Researchers from The Novo Nordisk Foundation Center for Biosustainability (DTU Biosustain) at Technical University of Denmark, and the startup company Biosyntia has developed a molecular sensor system – a biosensor – that reveals transporter proteins in the bacteria’s membrane.
Transporter proteins are embedded in the cell membrane and actively transport certain molecules in and out of the organism. This group of proteins is extremely interesting to investigate in order to understand how, for instance, intestinal bacteria exchange nutrients and hence affect our gut health.
Finding – and targeting – bacterial transporter proteins
Using this new biosensor, the researchers found 25 novel bacterial proteins transporting vitamin B1 (thiamine). Some pathogenic microorganisms, so-called auxotrophs, cannot produce important vitamins themselves and depend on uptake from the surrounding environment. Hence, transporters of essential metabolites constitute potent drug targets.
The bacterium Helicobacter pylori, which causes gastric ulcer and gastric cancer, can’t produce B1 itself and dependents on uptake from the external environment for growth. The research led to the identification of the vitamin uptake mechanism, which was unknown before the study.
“With this knowledge, you will most likely be able to develop drugs that can block transporter proteins and, hence, kill pathogenic bacteria such as H. pylori,” says Hans Genee, main author and co-founder of the biotech company Biosyntia.
“When we understand the interactions between bacteria, we can begin to cure intestinal and infectious diseases with new types of antibiotics with different molecular targets than conventional antibiotics”
The comprehensive study has now been published in the prestigious journalNature Chemical Biology.
Novel vitamin transporters from gut and soil bacteria
The biosensor works by a so-called riboswitch, which is a piece of RNA – the “intermediate” between genes and proteins – that can turn on and off certain genes.

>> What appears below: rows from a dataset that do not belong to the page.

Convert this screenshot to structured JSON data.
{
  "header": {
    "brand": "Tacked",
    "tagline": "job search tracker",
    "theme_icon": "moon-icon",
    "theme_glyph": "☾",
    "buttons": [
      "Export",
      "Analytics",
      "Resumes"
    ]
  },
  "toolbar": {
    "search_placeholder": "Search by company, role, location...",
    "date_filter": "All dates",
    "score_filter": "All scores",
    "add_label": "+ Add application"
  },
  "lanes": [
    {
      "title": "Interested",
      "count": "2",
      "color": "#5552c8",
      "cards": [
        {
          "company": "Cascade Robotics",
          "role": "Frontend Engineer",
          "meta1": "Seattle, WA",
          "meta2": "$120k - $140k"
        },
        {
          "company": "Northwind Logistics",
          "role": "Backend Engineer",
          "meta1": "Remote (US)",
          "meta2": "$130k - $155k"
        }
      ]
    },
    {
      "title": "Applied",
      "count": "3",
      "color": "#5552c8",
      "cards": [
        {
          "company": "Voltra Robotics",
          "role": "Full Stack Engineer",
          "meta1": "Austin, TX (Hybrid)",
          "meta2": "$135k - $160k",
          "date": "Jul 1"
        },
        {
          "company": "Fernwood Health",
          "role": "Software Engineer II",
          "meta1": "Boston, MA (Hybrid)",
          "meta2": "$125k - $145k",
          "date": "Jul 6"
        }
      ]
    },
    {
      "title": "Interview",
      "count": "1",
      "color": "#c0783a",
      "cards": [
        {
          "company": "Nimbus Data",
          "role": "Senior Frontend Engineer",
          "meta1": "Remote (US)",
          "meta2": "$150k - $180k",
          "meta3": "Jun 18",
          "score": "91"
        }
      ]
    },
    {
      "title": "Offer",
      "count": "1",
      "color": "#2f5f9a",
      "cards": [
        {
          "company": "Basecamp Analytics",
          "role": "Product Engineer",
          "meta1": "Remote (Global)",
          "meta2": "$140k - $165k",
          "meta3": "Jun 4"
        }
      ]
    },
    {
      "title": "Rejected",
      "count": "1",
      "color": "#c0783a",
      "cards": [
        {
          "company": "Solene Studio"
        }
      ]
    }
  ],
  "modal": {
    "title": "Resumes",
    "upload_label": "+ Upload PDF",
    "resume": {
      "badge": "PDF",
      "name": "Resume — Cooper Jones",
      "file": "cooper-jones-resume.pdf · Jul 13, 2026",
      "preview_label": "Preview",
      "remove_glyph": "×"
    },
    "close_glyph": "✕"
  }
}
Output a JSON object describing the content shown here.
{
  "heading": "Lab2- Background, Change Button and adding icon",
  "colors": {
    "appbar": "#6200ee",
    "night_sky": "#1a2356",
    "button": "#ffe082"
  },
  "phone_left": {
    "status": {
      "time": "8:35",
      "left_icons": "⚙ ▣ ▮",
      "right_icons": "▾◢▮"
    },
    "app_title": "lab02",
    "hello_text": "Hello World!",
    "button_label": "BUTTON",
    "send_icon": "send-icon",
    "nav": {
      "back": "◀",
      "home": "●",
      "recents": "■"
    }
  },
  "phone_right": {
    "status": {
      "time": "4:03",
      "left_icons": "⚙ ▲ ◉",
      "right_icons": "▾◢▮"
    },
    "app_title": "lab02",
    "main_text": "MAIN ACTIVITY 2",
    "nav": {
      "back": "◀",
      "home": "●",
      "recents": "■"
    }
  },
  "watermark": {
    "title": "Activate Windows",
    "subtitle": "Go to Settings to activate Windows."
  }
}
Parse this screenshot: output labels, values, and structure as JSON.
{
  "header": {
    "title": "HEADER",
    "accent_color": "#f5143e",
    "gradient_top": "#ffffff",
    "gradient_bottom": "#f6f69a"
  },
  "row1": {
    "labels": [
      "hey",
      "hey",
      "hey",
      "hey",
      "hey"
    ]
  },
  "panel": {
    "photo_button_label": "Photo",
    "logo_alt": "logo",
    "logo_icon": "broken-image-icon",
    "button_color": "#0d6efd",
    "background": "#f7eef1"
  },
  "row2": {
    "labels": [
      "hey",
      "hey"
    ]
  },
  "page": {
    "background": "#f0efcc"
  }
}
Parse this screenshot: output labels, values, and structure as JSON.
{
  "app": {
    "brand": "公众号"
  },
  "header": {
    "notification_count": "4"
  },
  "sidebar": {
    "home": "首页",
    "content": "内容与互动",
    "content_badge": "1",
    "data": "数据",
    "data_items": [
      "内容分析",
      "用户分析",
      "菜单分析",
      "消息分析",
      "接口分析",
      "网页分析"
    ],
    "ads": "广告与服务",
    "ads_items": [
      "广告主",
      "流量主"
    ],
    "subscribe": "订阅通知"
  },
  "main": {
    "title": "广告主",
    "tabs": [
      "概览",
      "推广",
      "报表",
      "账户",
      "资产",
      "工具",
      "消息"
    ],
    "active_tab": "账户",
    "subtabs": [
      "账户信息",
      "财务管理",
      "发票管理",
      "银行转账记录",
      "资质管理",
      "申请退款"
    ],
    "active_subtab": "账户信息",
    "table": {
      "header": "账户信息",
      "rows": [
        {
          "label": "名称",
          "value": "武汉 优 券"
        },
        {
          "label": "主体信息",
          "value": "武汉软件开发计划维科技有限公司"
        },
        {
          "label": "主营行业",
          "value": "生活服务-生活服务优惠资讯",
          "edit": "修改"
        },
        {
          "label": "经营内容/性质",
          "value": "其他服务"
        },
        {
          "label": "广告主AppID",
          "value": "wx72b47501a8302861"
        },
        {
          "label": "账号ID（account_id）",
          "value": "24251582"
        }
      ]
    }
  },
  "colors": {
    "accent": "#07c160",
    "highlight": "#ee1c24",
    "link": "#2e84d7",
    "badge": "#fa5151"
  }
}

The researchers‘ artificial riboswitch was designed to bind vitamin B1 (thiamine), but only when the concentration of B1 was very high in the cell. The binding of B1 activated two genes conferring resistance to the antibiotics chloramphenicol and spectinomycin.
In a series of experiments, the researchers screened millions of E. colicontaining both the riboswitch and a random piece of foreign DNA from intestinal and soil bacteria. This group of bacteria is interesting for human health, but unfortunately most are hard to grow and hence examine experimentally. This new method is therefore key to understanding this novel landscape.
The next step was to grow E. coli cells with vitamin B1, chloramphenicol and spectinomycin. In this way only cells capable of actively taking up B1, could activate the riboswitch, thereby obtaining resistant to the antibiotics. The remainder of the bacteria didn’t grow. In this way the riboswitch revealed that a transporter protein was present in surviving cell colonies.
“By looking at the specific piece of DNA in growing colonies, we could thus identify which gene encoding the transport protein. This has not been done before,” says Professor and co-author Morten Sommer from DTU Biosustain.
Until now, transporter proteins have been difficult to identify – despite an intensive research effort. In fact, the function of about 75 percent of all transporter proteins present in microorganisms remain unknown.
“When you look at the DNA of bacteria, many genes appear to encode transporter proteins. But the challenge so far has been to go from gene to showing the function of transporter proteins,” says Morten Sommer and continues:
“This discovery is important for understanding how bacteria communicate with each other in, for instance, the gut, where some microbes excrete vitamins and essential amino acids, and other use them. When we understand the interactions, we can begin to cure intestinal and infectious diseases with new types of antibiotics having different molecular targets than conventional antibiotics.”
Vitamins can be produced biologically
The biotech company Biosyntia is designing vitamin producing bacteria. Today, the vast majority of vitamins in animal feed and vitamin pills are produced by chemical synthesis, which has a greater negative environmental impact than biological manufacturing.
But in order to design cells – cell factories – that can produce large amounts of vitamins biologically, researchers must engineer the bacteria’s genome.
This requires screening of millions of cell variants to find the perfect design. And in this quest, the new biosensor is a revolution, because it can also be modified to isolate cell’s that produce high levels of vitamins.
“Before this method we could screen approximately 100 bacteria per day for their vitamin production in a relatively expensive method called HPLC. Now we can test 100 million bacterial clones in one day in a single petri dish, where only the best cells will show up on the plate. So instead of searching for the needle in a haystack straw by straw, we burn down the haystack,” says Hans Genee.
The next step is to find more unknown proteins and examine how they work – and hopefully finding new antibiotics that can block the bacteria’s vital transporter proteins.